> **Directions for this task**
What you return must be every line below that includes the word "placeholder".

> **Listed records**
+ + + +
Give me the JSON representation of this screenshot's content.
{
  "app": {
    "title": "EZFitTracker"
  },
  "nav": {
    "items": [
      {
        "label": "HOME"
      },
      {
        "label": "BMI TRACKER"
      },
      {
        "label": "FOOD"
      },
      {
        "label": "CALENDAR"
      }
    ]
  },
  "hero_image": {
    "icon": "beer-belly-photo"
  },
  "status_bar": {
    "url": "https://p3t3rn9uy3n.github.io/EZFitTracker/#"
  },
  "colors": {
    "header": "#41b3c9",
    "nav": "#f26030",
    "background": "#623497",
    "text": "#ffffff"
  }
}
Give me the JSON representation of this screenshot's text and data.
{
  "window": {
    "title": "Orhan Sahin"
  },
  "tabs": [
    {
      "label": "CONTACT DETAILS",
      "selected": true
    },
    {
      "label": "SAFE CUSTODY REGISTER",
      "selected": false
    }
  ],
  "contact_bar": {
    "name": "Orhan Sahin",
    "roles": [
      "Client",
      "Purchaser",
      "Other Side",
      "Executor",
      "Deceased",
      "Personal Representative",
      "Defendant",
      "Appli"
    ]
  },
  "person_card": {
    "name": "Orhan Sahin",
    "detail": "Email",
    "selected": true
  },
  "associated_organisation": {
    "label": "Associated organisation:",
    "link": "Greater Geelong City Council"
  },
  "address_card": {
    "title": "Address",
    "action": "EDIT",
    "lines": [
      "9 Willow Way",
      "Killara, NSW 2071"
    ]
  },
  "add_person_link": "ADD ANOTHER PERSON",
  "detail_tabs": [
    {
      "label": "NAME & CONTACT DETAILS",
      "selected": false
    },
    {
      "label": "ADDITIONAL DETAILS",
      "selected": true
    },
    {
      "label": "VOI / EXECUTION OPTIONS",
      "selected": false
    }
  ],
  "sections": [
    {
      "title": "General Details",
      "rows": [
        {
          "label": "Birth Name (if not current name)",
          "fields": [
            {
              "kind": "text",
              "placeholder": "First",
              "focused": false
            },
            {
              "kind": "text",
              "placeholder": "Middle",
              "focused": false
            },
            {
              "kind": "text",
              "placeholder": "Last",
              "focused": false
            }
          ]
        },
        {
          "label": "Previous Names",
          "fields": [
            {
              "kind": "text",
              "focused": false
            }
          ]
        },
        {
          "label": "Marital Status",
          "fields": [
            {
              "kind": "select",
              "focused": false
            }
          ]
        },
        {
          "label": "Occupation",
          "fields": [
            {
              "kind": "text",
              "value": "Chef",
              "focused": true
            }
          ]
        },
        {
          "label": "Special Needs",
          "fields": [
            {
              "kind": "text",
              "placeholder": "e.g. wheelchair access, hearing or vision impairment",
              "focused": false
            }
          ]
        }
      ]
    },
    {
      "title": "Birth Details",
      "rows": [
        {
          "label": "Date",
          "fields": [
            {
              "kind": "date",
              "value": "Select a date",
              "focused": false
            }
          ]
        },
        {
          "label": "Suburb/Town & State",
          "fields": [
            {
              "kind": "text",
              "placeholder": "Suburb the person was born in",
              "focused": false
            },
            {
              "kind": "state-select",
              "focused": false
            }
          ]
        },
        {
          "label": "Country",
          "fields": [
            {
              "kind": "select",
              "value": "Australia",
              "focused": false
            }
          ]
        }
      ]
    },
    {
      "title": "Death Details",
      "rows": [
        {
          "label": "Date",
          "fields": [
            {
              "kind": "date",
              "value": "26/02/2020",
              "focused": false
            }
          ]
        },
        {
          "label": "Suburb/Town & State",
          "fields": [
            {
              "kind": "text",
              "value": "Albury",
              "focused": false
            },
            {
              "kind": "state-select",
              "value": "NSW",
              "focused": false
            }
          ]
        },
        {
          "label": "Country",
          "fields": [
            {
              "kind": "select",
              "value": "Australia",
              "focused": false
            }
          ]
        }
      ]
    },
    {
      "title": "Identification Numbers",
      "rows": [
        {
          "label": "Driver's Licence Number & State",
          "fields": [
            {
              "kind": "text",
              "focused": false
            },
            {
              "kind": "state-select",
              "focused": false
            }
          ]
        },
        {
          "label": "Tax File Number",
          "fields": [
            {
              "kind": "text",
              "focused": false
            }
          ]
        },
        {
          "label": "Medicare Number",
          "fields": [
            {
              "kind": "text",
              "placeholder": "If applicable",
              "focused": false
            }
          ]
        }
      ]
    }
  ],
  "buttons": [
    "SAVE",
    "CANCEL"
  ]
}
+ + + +
> **Exercise response**
              "placeholder": "First",
              "placeholder": "Middle",
              "placeholder": "Last",
              "placeholder": "e.g. wheelchair access, hearing or vision impairment",
              "placeholder": "Suburb the person was born in",
              "placeholder": "If applicable",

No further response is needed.